REAL CONSERVATION

Mandalika Example of Blue Economy

Indonesia is underway developing its blue economy in accordance with the United Nations Sustainable Development Goals, supported by technology, tourism and energy innovations.

The National Development Planning Agency (Bappenas) discussed the topic during this year's Sustainable Development Goal conference themed "Marine Sustainability to Improve Welfare and Reduce Inequality."

Indonesia's Blue Economy is in sync with key sustainable development goals, namely affordable and clean energy as well as industry, innovation and infrastructure, and life below water. It also complies with the national development agenda in strengthening the coastal economy, improving human capital and promoting economic independence.

President Joko Widodo has been advancing maritime policies since taking office in 2014 with the Mandalika Special Economic Zone (SEZ) considered an excellent example of Blue Economy implementation.
 
​The Blue Economy​ ​is an emerging concept, which encourages better stewardship of our ocean or ‘blue’ resources​ highlighting in particular the close linkages between the ocean, climate change, and the wellbeing ​of all people. It supports all of the United Nations’ Sustainable Development Goals (SDGs), especially SDG14 ‘life below water’, and recognizes that this will require ambitious, coordinated actions to sustainably manage, protect and preserve our ocean now, for the sake of present and future generations.

The Blue Economy goes beyond viewing the ocean economy solely as a mechanism for economic growth. In the ‘business-as-usual’ model, large-scale industrial nations have seen the development of their ocean economies through the exploitation of maritime and marine resources – for example through shipping, commercial fishing, and the oil, gas, minerals and mining industries - often without a view to the effects their activities have on the future health or productivity of those same resources.

Small island states, relative to their landmass, have vast ocean resources at their disposal – presenting a huge opportunity for boosting their economic growth and to tackle unemployment, food security and poverty. They also have the most to lose from the degradation of marine resources.
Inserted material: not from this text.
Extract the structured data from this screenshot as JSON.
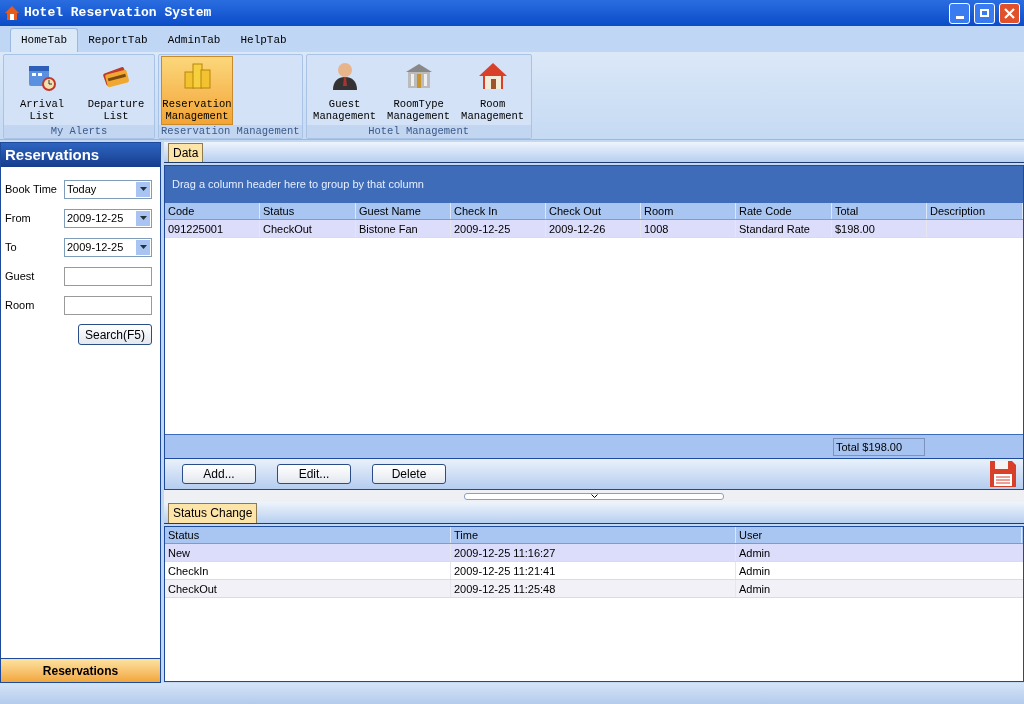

Similar to the Green Economy, the Blue Economy model aims for improvement of human wellbeing and social equity, while significantly reducing environmental risks and ecological scarcities. It provides for an inclusive model in which coastal states - which sometimes lack the capacity to manage their rich ocean resources - can begin to extend the benefit of those resources to all. Realizing the full potential of the Blue Economy means inclusion and participation of all affected social groups and sectors.

The Blue Economy is not just about market opportunities; it also provides for the protection and development of more intangible ‘blue’ resources such as traditional ways of life, carbon sequestration, and coastal resilience to help vulnerable states mitigate the often devastating effects of climate change.
 
Frontiers reporting with sources: Commonwealth.org
  • By:
  • itdc|
  • FRONTIERS VOL. #7|
  • 01 November 2019|